REQUIREMENT: Read the records below and report each line in which "channel" occurs.

BEGIN INPUT DATA

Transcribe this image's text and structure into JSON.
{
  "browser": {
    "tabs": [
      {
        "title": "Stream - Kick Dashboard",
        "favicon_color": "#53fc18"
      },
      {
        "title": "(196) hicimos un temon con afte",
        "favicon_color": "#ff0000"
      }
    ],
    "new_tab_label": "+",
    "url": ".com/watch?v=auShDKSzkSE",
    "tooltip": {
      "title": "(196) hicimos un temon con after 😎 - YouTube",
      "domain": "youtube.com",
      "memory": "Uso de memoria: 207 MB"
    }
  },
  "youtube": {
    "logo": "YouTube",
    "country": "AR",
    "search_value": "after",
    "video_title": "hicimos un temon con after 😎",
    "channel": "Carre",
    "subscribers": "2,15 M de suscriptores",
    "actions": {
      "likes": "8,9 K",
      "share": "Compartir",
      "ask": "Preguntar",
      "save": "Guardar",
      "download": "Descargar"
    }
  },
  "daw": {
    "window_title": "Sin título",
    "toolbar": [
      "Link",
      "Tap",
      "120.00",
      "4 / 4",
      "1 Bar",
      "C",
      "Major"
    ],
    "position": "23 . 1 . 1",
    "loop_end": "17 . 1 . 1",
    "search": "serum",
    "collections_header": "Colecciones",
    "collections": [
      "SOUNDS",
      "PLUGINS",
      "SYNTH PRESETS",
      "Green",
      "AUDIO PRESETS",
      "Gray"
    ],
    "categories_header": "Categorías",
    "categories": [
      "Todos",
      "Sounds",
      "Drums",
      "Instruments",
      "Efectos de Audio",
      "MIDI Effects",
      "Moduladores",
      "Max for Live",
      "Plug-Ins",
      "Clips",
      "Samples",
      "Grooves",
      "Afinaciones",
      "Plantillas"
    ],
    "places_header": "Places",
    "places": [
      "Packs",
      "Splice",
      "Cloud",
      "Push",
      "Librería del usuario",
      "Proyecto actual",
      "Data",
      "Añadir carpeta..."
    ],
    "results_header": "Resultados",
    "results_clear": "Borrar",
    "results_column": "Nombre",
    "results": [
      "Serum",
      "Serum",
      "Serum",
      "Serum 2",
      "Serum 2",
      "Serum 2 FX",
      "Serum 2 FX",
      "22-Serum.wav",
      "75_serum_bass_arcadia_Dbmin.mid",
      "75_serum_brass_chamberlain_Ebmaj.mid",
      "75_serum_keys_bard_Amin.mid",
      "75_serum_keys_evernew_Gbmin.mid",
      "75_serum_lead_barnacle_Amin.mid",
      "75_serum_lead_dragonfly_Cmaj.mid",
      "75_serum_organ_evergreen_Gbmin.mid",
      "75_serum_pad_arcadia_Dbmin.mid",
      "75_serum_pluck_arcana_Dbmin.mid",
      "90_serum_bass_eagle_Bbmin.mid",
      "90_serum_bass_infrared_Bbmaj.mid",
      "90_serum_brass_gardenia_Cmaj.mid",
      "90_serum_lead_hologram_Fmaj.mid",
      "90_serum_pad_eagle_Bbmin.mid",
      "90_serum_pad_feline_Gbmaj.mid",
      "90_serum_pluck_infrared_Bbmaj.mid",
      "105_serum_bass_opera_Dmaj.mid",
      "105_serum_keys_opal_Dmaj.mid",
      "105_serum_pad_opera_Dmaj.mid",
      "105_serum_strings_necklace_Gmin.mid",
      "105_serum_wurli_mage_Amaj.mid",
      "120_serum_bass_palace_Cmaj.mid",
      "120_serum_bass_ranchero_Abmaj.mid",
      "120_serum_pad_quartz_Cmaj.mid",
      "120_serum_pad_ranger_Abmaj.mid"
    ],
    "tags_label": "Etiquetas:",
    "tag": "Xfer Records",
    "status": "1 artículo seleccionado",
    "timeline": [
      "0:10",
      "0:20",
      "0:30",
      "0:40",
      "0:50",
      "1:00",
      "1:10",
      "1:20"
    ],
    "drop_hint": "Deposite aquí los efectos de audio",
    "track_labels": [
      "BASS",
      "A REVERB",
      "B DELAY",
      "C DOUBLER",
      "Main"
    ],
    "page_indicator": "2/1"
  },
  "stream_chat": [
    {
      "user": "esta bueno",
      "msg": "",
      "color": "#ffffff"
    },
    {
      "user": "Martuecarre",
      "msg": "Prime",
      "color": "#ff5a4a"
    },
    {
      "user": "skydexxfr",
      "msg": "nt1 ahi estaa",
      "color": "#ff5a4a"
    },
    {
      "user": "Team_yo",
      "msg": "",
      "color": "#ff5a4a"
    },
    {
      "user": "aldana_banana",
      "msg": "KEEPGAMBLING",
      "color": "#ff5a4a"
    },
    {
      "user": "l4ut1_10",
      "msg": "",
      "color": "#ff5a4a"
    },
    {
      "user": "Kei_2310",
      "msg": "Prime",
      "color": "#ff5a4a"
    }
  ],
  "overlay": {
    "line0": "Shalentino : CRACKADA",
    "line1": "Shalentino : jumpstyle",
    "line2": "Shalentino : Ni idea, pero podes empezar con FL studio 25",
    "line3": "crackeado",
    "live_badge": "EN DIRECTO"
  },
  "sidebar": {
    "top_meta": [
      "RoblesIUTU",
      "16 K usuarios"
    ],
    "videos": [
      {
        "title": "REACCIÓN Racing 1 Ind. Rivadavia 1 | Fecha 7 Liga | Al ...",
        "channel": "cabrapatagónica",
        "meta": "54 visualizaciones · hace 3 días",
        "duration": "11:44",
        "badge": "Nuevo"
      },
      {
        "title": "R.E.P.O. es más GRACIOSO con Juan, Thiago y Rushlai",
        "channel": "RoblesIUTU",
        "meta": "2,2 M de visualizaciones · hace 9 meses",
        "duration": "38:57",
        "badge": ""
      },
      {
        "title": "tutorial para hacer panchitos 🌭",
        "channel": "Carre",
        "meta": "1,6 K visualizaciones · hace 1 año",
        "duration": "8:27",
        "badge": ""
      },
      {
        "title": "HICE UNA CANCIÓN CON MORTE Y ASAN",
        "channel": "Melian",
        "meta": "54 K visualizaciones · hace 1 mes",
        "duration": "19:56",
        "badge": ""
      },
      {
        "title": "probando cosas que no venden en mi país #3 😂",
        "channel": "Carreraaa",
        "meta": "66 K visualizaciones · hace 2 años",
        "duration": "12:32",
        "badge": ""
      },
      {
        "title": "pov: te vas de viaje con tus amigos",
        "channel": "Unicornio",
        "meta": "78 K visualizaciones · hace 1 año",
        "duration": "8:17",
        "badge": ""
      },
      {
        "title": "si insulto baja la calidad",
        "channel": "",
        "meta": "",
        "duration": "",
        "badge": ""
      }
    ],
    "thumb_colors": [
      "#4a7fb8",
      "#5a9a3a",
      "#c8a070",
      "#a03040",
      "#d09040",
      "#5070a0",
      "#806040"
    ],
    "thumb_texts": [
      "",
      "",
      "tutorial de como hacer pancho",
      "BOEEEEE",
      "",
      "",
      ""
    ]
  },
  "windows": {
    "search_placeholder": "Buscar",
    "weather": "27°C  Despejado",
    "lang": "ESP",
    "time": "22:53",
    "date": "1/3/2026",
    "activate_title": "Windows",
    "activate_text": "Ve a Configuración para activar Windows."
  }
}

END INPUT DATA

OUTPUT FOR THIS TASK:
    "channel": "Carre",
        "channel": "cabrapatagónica",
        "channel": "RoblesIUTU",
        "channel": "Carre",
        "channel": "Melian",
        "channel": "Carreraaa",
        "channel": "Unicornio",
        "channel": "",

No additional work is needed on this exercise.